• **The problem**: In your copy, set down the entries exactly and exclude the pictures.
━━━━━━
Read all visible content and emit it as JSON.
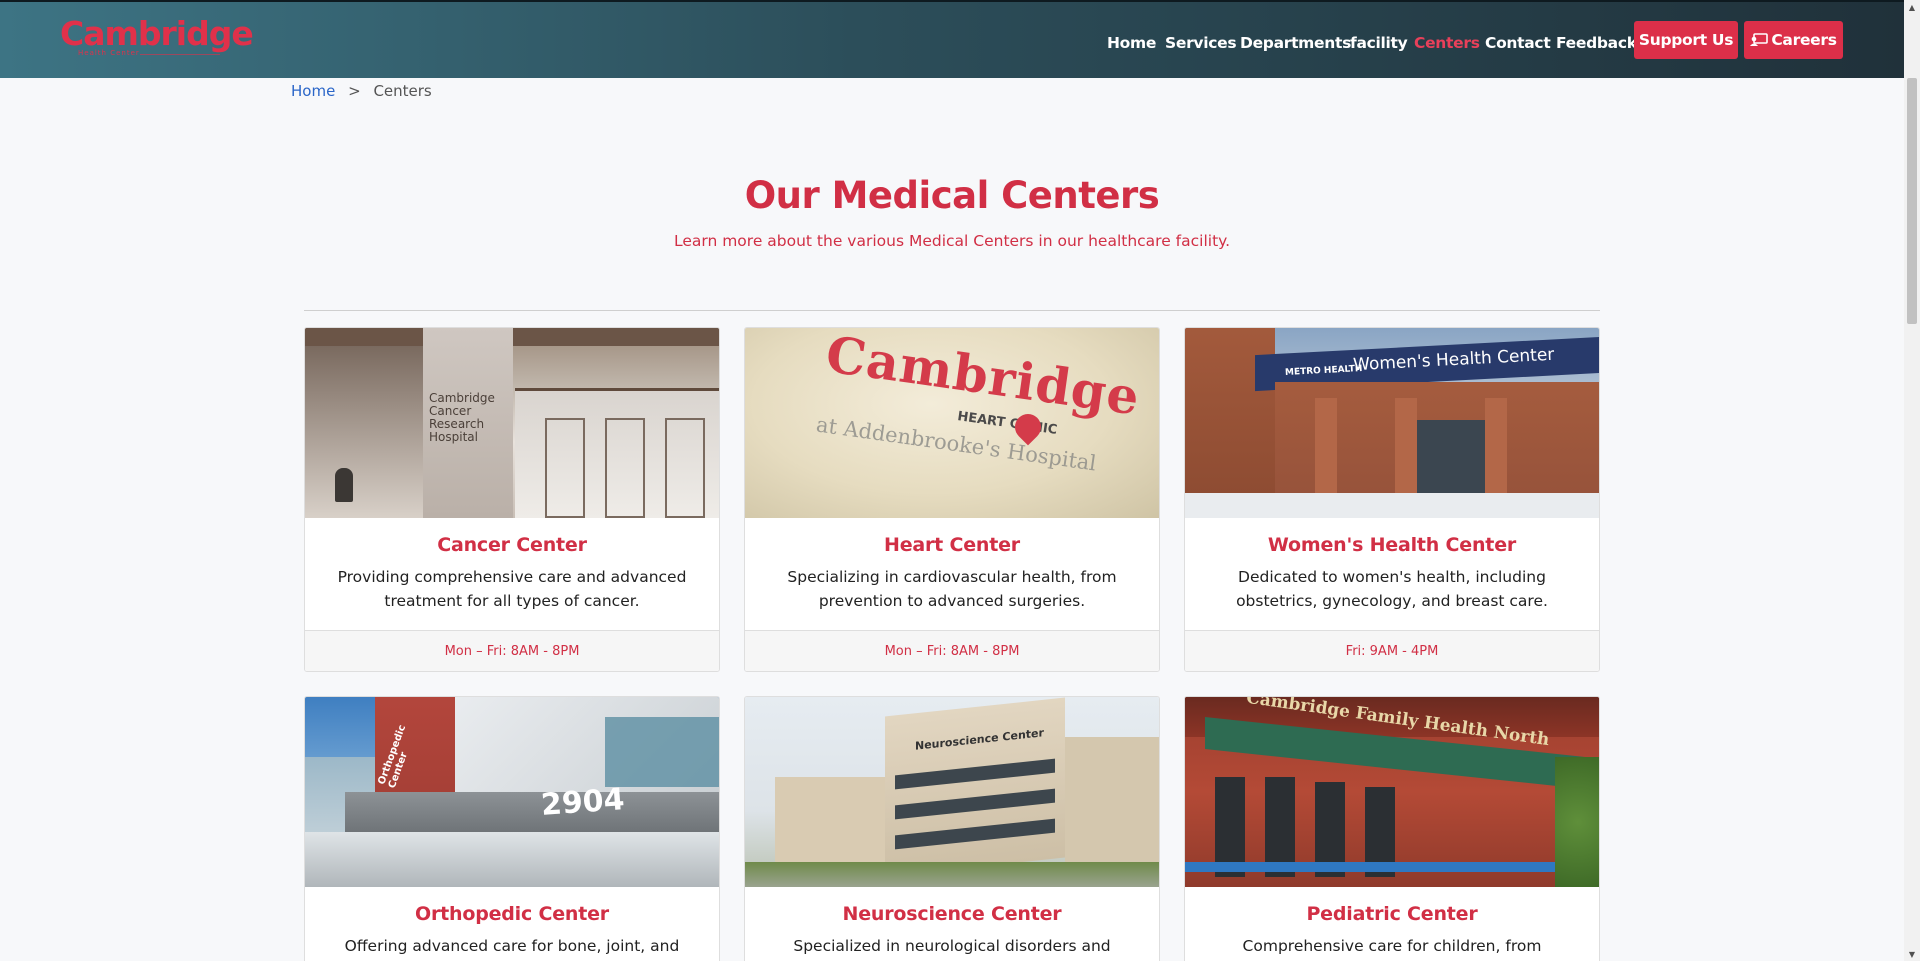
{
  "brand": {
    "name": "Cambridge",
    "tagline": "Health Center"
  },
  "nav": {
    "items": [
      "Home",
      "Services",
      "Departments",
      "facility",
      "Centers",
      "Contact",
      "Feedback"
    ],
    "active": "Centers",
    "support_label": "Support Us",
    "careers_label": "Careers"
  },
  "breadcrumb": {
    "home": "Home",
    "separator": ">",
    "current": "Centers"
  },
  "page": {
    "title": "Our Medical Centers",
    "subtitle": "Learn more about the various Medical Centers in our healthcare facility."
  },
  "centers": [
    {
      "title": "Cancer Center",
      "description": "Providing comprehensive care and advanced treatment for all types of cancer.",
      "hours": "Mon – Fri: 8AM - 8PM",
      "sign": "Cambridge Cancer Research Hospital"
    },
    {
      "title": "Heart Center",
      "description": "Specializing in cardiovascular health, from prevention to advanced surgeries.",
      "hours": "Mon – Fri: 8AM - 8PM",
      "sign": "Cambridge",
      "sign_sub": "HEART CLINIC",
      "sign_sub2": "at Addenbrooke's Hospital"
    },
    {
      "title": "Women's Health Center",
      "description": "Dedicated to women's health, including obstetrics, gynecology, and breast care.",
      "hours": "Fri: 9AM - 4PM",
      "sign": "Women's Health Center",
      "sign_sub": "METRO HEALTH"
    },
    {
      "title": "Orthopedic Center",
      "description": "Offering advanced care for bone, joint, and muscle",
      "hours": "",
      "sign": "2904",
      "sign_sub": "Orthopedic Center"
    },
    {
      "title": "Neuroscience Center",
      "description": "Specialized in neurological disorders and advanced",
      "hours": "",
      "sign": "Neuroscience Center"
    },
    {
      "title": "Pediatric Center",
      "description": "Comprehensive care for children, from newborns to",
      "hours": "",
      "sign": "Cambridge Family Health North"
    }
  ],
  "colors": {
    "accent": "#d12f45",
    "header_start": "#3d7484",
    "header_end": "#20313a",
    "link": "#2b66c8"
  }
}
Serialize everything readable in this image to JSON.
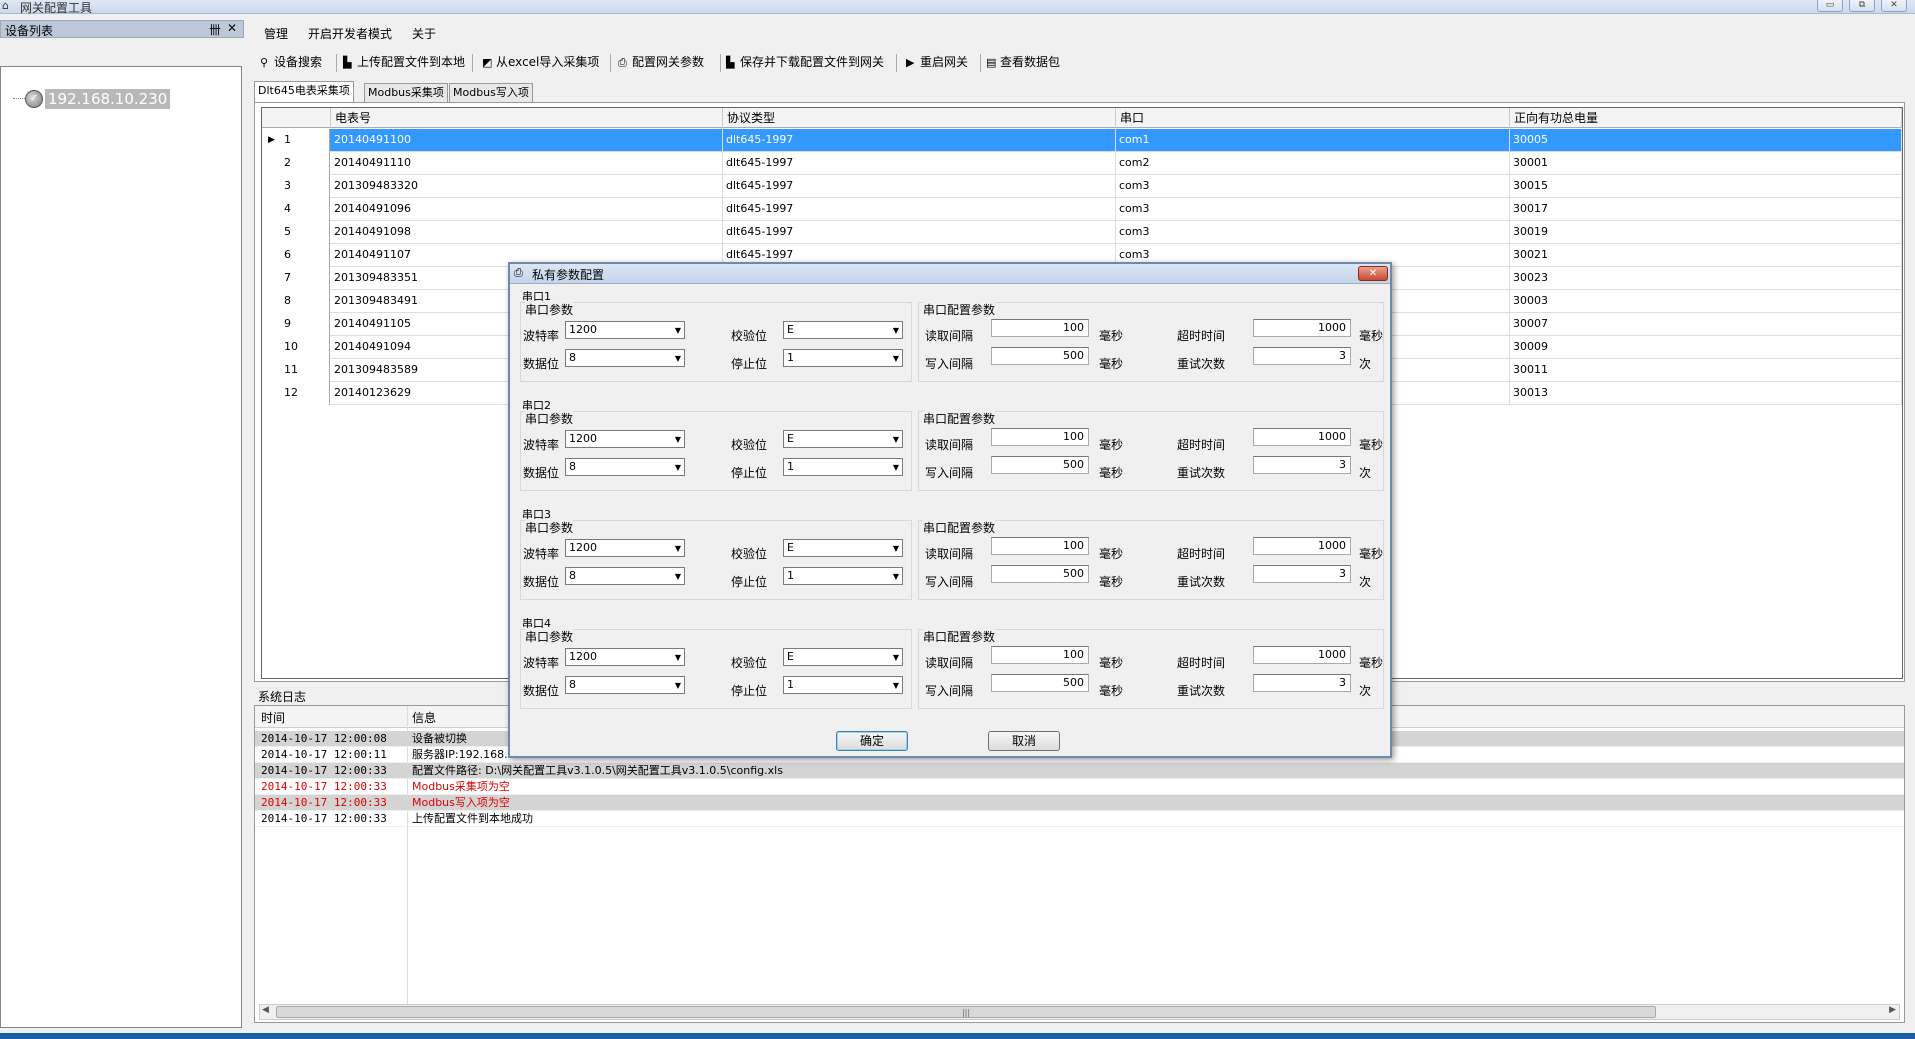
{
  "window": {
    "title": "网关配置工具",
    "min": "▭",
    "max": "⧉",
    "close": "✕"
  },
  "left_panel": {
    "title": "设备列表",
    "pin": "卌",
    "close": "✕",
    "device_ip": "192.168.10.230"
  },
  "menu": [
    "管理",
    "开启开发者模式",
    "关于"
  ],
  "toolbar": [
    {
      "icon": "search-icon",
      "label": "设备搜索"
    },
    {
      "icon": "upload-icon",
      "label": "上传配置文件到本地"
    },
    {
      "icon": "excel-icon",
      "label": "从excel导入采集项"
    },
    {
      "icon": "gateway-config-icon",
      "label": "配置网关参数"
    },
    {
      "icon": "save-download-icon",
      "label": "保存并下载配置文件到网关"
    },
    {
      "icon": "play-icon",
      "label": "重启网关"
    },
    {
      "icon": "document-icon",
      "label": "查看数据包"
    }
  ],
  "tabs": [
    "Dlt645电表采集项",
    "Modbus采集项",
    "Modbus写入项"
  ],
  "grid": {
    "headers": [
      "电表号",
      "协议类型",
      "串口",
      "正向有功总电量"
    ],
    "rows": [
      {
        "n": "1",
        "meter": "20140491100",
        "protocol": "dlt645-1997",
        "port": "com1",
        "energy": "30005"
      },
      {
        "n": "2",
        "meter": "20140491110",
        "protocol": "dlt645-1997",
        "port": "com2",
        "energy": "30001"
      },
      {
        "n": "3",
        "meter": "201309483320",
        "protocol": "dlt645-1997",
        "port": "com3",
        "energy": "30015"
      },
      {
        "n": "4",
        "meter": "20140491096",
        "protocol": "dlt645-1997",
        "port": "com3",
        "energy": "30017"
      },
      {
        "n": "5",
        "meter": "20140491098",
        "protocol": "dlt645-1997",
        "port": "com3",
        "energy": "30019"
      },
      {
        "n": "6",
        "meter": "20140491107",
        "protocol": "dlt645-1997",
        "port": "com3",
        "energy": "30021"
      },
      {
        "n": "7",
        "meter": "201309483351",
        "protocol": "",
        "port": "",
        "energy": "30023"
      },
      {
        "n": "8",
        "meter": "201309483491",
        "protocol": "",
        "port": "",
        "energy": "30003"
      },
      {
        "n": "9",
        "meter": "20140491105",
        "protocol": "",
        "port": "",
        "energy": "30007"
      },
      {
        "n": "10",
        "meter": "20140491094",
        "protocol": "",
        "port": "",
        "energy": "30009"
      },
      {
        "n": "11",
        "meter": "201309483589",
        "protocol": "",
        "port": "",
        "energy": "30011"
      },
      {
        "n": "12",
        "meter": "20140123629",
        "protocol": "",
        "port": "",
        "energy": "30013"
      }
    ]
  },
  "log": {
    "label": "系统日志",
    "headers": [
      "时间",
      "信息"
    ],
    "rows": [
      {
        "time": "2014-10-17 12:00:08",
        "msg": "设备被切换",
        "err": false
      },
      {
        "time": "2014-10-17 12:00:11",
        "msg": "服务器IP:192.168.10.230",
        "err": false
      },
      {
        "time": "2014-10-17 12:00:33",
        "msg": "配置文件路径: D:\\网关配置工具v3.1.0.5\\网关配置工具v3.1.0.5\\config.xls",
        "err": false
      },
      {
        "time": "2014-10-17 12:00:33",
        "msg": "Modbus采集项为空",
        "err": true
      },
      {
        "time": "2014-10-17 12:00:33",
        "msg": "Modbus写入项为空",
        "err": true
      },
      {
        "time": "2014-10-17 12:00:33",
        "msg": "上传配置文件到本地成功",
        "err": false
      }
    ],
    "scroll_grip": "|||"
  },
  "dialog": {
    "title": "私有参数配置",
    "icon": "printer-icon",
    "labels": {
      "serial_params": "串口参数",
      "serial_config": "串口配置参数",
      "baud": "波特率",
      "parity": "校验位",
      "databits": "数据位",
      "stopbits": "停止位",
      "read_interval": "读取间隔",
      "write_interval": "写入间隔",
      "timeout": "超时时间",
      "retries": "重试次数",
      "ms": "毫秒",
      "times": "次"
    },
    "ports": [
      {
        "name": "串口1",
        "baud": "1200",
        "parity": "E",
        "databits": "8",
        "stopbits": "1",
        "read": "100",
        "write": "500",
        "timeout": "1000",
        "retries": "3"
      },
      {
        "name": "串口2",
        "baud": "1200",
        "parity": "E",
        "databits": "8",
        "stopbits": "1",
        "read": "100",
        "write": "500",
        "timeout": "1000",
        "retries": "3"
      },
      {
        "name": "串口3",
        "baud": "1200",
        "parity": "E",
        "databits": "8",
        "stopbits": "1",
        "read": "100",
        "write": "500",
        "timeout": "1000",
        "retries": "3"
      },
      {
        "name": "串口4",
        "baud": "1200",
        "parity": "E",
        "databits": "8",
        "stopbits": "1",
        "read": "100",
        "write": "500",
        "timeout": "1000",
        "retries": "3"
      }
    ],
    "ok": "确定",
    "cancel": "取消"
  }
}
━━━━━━
• **Exercise result**:
Read all visible content and emit it as JSON.
{
  "brand": {
    "name": "Cambridge",
    "tagline": "Health Center"
  },
  "nav": {
    "items": [
      "Home",
      "Services",
      "Departments",
      "facility",
      "Centers",
      "Contact",
      "Feedback"
    ],
    "active": "Centers",
    "support_label": "Support Us",
    "careers_label": "Careers"
  },
  "breadcrumb": {
    "home": "Home",
    "separator": ">",
    "current": "Centers"
  },
  "page": {
    "title": "Our Medical Centers",
    "subtitle": "Learn more about the various Medical Centers in our healthcare facility."
  },
  "centers": [
    {
      "title": "Cancer Center",
      "description": "Providing comprehensive care and advanced treatment for all types of cancer.",
      "hours": "Mon – Fri: 8AM - 8PM",
      "sign": "Cambridge Cancer Research Hospital"
    },
    {
      "title": "Heart Center",
      "description": "Specializing in cardiovascular health, from prevention to advanced surgeries.",
      "hours": "Mon – Fri: 8AM - 8PM",
      "sign": "Cambridge",
      "sign_sub": "HEART CLINIC",
      "sign_sub2": "at Addenbrooke's Hospital"
    },
    {
      "title": "Women's Health Center",
      "description": "Dedicated to women's health, including obstetrics, gynecology, and breast care.",
      "hours": "Fri: 9AM - 4PM",
      "sign": "Women's Health Center",
      "sign_sub": "METRO HEALTH"
    },
    {
      "title": "Orthopedic Center",
      "description": "Offering advanced care for bone, joint, and muscle",
      "hours": "",
      "sign": "2904",
      "sign_sub": "Orthopedic Center"
    },
    {
      "title": "Neuroscience Center",
      "description": "Specialized in neurological disorders and advanced",
      "hours": "",
      "sign": "Neuroscience Center"
    },
    {
      "title": "Pediatric Center",
      "description": "Comprehensive care for children, from newborns to",
      "hours": "",
      "sign": "Cambridge Family Health North"
    }
  ],
  "colors": {
    "accent": "#d12f45",
    "header_start": "#3d7484",
    "header_end": "#20313a",
    "link": "#2b66c8"
  }
}
Serialize everything readable in this image to JSON.
{
  "window": {
    "title": "网关配置工具",
    "min": "▭",
    "max": "⧉",
    "close": "✕"
  },
  "left_panel": {
    "title": "设备列表",
    "pin": "卌",
    "close": "✕",
    "device_ip": "192.168.10.230"
  },
  "menu": [
    "管理",
    "开启开发者模式",
    "关于"
  ],
  "toolbar": [
    {
      "icon": "search-icon",
      "label": "设备搜索"
    },
    {
      "icon": "upload-icon",
      "label": "上传配置文件到本地"
    },
    {
      "icon": "excel-icon",
      "label": "从excel导入采集项"
    },
    {
      "icon": "gateway-config-icon",
      "label": "配置网关参数"
    },
    {
      "icon": "save-download-icon",
      "label": "保存并下载配置文件到网关"
    },
    {
      "icon": "play-icon",
      "label": "重启网关"
    },
    {
      "icon": "document-icon",
      "label": "查看数据包"
    }
  ],
  "tabs": [
    "Dlt645电表采集项",
    "Modbus采集项",
    "Modbus写入项"
  ],
  "grid": {
    "headers": [
      "电表号",
      "协议类型",
      "串口",
      "正向有功总电量"
    ],
    "rows": [
      {
        "n": "1",
        "meter": "20140491100",
        "protocol": "dlt645-1997",
        "port": "com1",
        "energy": "30005"
      },
      {
        "n": "2",
        "meter": "20140491110",
        "protocol": "dlt645-1997",
        "port": "com2",
        "energy": "30001"
      },
      {
        "n": "3",
        "meter": "201309483320",
        "protocol": "dlt645-1997",
        "port": "com3",
        "energy": "30015"
      },
      {
        "n": "4",
        "meter": "20140491096",
        "protocol": "dlt645-1997",
        "port": "com3",
        "energy": "30017"
      },
      {
        "n": "5",
        "meter": "20140491098",
        "protocol": "dlt645-1997",
        "port": "com3",
        "energy": "30019"
      },
      {
        "n": "6",
        "meter": "20140491107",
        "protocol": "dlt645-1997",
        "port": "com3",
        "energy": "30021"
      },
      {
        "n": "7",
        "meter": "201309483351",
        "protocol": "",
        "port": "",
        "energy": "30023"
      },
      {
        "n": "8",
        "meter": "201309483491",
        "protocol": "",
        "port": "",
        "energy": "30003"
      },
      {
        "n": "9",
        "meter": "20140491105",
        "protocol": "",
        "port": "",
        "energy": "30007"
      },
      {
        "n": "10",
        "meter": "20140491094",
        "protocol": "",
        "port": "",
        "energy": "30009"
      },
      {
        "n": "11",
        "meter": "201309483589",
        "protocol": "",
        "port": "",
        "energy": "30011"
      },
      {
        "n": "12",
        "meter": "20140123629",
        "protocol": "",
        "port": "",
        "energy": "30013"
      }
    ]
  },
  "log": {
    "label": "系统日志",
    "headers": [
      "时间",
      "信息"
    ],
    "rows": [
      {
        "time": "2014-10-17 12:00:08",
        "msg": "设备被切换",
        "err": false
      },
      {
        "time": "2014-10-17 12:00:11",
        "msg": "服务器IP:192.168.10.230",
        "err": false
      },
      {
        "time": "2014-10-17 12:00:33",
        "msg": "配置文件路径: D:\\网关配置工具v3.1.0.5\\网关配置工具v3.1.0.5\\config.xls",
        "err": false
      },
      {
        "time": "2014-10-17 12:00:33",
        "msg": "Modbus采集项为空",
        "err": true
      },
      {
        "time": "2014-10-17 12:00:33",
        "msg": "Modbus写入项为空",
        "err": true
      },
      {
        "time": "2014-10-17 12:00:33",
        "msg": "上传配置文件到本地成功",
        "err": false
      }
    ],
    "scroll_grip": "|||"
  },
  "dialog": {
    "title": "私有参数配置",
    "icon": "printer-icon",
    "labels": {
      "serial_params": "串口参数",
      "serial_config": "串口配置参数",
      "baud": "波特率",
      "parity": "校验位",
      "databits": "数据位",
      "stopbits": "停止位",
      "read_interval": "读取间隔",
      "write_interval": "写入间隔",
      "timeout": "超时时间",
      "retries": "重试次数",
      "ms": "毫秒",
      "times": "次"
    },
    "ports": [
      {
        "name": "串口1",
        "baud": "1200",
        "parity": "E",
        "databits": "8",
        "stopbits": "1",
        "read": "100",
        "write": "500",
        "timeout": "1000",
        "retries": "3"
      },
      {
        "name": "串口2",
        "baud": "1200",
        "parity": "E",
        "databits": "8",
        "stopbits": "1",
        "read": "100",
        "write": "500",
        "timeout": "1000",
        "retries": "3"
      },
      {
        "name": "串口3",
        "baud": "1200",
        "parity": "E",
        "databits": "8",
        "stopbits": "1",
        "read": "100",
        "write": "500",
        "timeout": "1000",
        "retries": "3"
      },
      {
        "name": "串口4",
        "baud": "1200",
        "parity": "E",
        "databits": "8",
        "stopbits": "1",
        "read": "100",
        "write": "500",
        "timeout": "1000",
        "retries": "3"
      }
    ],
    "ok": "确定",
    "cancel": "取消"
  }
}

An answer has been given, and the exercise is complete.